▸ Directions for this task: Find and copy the lines in the records beneath this task that contain the word "работ".

▸ Information:

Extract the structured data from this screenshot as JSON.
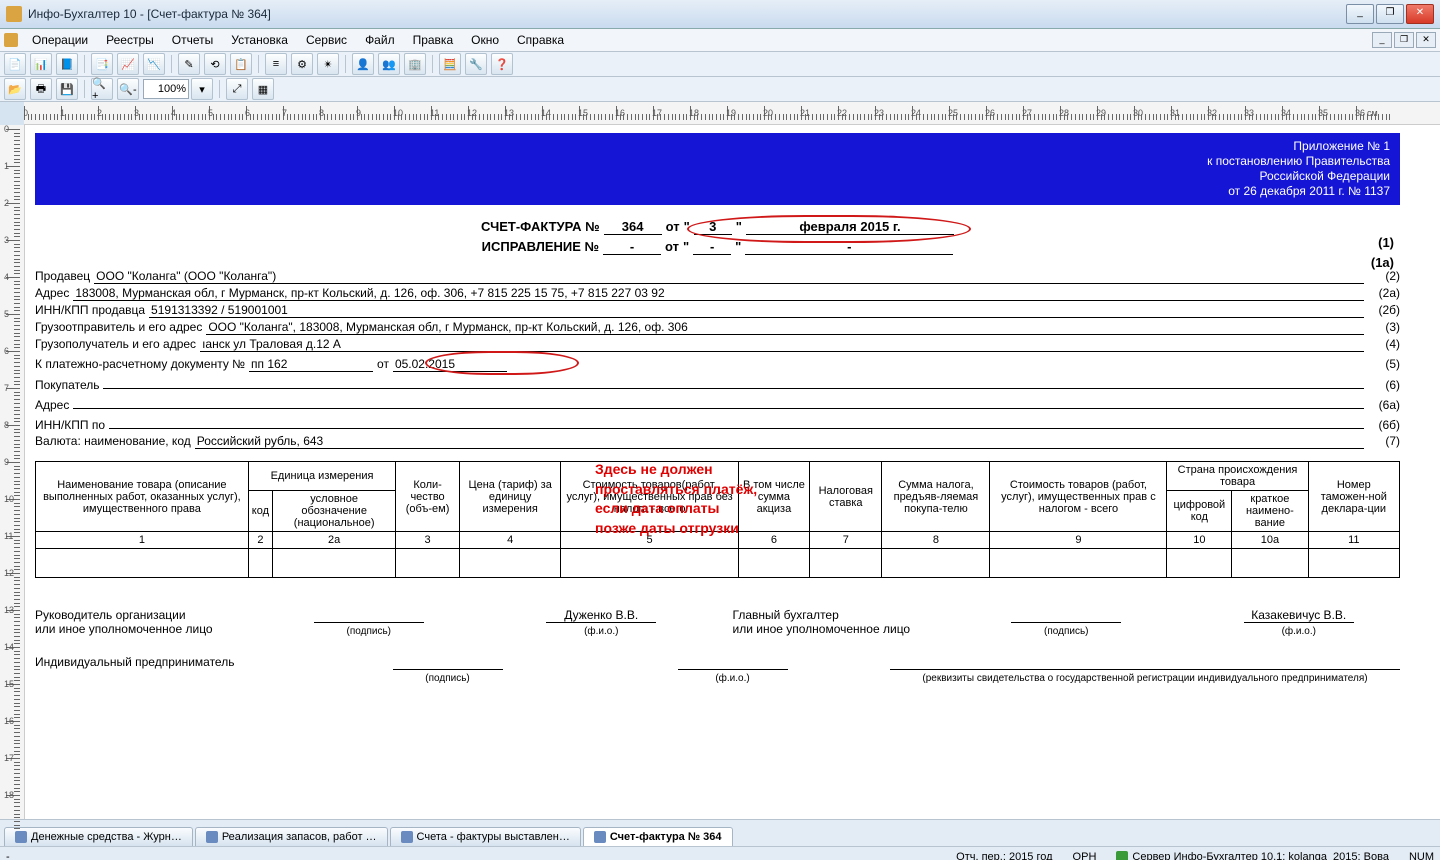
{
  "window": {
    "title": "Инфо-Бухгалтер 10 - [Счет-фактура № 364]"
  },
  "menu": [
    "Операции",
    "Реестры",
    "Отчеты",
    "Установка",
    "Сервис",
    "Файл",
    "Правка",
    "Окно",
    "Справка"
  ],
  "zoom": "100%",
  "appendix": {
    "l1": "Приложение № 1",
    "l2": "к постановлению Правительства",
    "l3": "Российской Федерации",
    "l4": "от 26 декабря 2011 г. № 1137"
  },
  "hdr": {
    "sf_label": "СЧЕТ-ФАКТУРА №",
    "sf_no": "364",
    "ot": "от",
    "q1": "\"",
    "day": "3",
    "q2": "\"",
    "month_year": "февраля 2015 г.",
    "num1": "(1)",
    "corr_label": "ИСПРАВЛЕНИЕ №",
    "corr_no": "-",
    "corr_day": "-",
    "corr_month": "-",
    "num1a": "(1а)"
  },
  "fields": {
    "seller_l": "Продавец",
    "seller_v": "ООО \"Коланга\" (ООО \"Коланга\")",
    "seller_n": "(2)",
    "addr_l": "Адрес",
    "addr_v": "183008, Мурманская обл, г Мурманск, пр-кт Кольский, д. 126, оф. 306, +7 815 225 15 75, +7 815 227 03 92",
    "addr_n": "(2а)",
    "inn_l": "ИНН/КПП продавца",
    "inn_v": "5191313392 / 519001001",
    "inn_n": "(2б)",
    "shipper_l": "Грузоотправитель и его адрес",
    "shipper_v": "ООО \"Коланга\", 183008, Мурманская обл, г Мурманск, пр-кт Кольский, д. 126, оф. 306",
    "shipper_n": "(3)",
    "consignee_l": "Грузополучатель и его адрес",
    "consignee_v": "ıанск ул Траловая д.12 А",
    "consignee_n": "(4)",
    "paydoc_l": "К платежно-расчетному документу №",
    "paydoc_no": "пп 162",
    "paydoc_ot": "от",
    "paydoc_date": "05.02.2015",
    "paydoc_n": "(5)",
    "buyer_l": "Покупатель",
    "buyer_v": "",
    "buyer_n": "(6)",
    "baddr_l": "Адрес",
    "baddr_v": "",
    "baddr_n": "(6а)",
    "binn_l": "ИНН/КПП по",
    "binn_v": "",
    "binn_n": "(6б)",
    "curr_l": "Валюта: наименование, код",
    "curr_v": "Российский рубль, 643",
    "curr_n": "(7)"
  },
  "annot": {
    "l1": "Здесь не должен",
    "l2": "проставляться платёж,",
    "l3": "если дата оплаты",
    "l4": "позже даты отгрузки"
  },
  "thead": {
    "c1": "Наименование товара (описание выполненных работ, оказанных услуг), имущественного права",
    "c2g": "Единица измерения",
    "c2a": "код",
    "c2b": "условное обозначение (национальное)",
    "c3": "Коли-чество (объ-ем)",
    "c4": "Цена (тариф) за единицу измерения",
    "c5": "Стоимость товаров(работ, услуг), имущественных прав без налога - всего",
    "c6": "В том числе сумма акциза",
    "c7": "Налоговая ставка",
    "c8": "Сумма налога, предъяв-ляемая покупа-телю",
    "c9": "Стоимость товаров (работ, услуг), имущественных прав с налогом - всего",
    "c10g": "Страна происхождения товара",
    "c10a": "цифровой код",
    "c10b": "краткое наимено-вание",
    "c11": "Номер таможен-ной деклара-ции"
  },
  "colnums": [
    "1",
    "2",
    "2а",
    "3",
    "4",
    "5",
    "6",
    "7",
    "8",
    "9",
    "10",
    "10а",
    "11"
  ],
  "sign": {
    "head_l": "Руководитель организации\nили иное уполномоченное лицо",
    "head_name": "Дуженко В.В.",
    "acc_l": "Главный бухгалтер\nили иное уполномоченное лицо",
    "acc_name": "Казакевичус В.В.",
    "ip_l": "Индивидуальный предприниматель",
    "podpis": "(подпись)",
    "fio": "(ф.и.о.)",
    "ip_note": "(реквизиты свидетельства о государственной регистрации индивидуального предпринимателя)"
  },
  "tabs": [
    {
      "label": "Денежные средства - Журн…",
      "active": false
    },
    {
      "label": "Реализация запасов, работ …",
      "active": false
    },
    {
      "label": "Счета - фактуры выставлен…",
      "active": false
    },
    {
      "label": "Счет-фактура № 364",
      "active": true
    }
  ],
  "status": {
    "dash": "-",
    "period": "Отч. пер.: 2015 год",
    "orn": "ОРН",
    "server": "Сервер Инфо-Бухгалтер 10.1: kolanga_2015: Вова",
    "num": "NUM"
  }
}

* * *

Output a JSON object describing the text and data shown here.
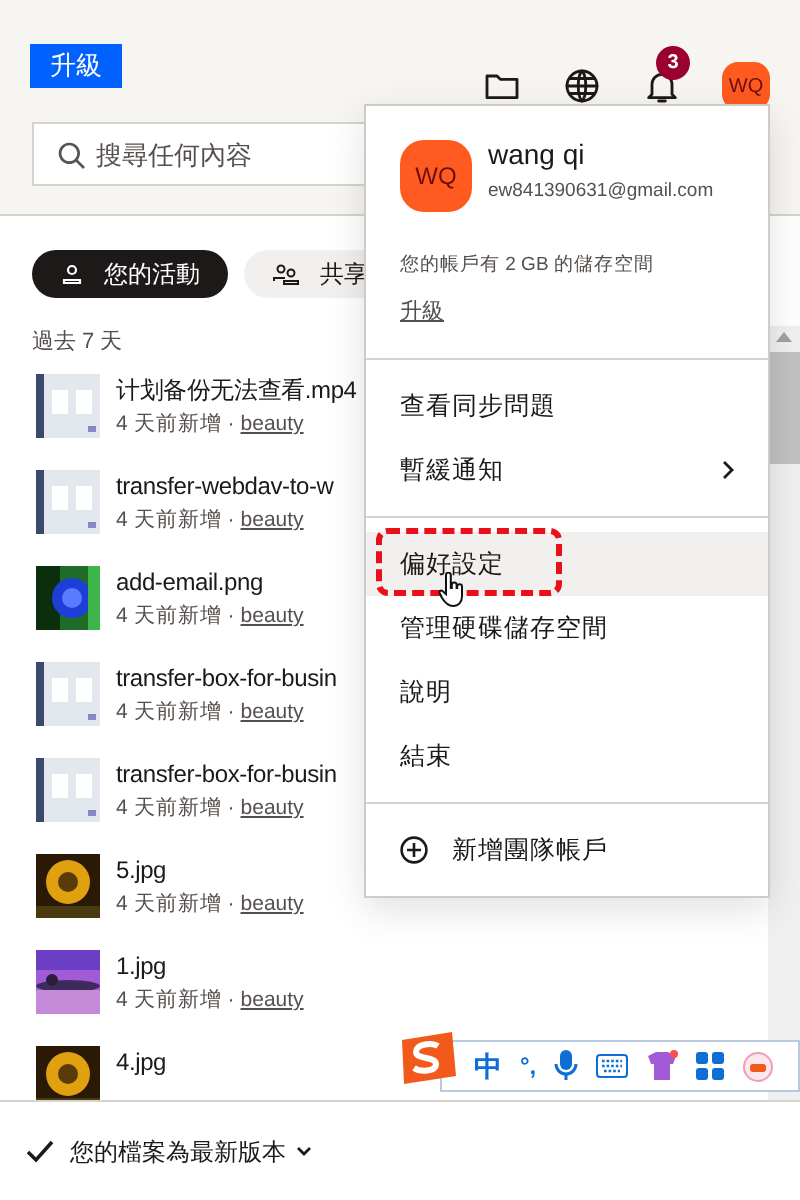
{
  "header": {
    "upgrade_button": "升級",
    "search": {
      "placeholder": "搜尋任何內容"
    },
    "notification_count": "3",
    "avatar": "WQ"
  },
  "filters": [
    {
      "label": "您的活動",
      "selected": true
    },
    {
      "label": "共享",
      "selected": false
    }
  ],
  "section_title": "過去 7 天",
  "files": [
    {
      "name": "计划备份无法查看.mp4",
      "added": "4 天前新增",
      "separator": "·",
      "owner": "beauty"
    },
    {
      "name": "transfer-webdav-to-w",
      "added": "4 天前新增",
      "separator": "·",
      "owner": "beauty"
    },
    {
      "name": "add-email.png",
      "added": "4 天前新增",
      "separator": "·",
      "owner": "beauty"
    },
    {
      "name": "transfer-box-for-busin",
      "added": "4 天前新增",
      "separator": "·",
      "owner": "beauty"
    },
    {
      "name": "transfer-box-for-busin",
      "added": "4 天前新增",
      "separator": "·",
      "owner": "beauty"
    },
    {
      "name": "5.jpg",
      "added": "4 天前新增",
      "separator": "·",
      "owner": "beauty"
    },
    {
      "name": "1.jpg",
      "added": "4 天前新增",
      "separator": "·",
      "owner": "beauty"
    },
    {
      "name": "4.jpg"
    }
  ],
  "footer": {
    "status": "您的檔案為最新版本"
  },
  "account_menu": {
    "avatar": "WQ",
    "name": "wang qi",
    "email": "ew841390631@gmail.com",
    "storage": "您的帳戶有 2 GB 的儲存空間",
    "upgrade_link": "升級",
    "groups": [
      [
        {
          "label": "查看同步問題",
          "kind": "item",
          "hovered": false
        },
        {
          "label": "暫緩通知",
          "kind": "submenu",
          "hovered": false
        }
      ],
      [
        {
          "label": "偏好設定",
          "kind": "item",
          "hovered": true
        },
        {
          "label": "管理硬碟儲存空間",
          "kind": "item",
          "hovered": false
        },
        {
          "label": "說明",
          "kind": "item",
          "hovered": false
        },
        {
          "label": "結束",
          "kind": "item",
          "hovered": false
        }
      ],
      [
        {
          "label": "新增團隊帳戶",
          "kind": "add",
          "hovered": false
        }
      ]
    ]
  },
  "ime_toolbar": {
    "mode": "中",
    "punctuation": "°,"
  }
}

▸ Completed task:
    "c1": "Наименование товара (описание выполненных работ, оказанных услуг), имущественного права",
    "c5": "Стоимость товаров(работ, услуг), имущественных прав без налога - всего",
    "c9": "Стоимость товаров (работ, услуг), имущественных прав с налогом - всего",
      "label": "Реализация запасов, работ …",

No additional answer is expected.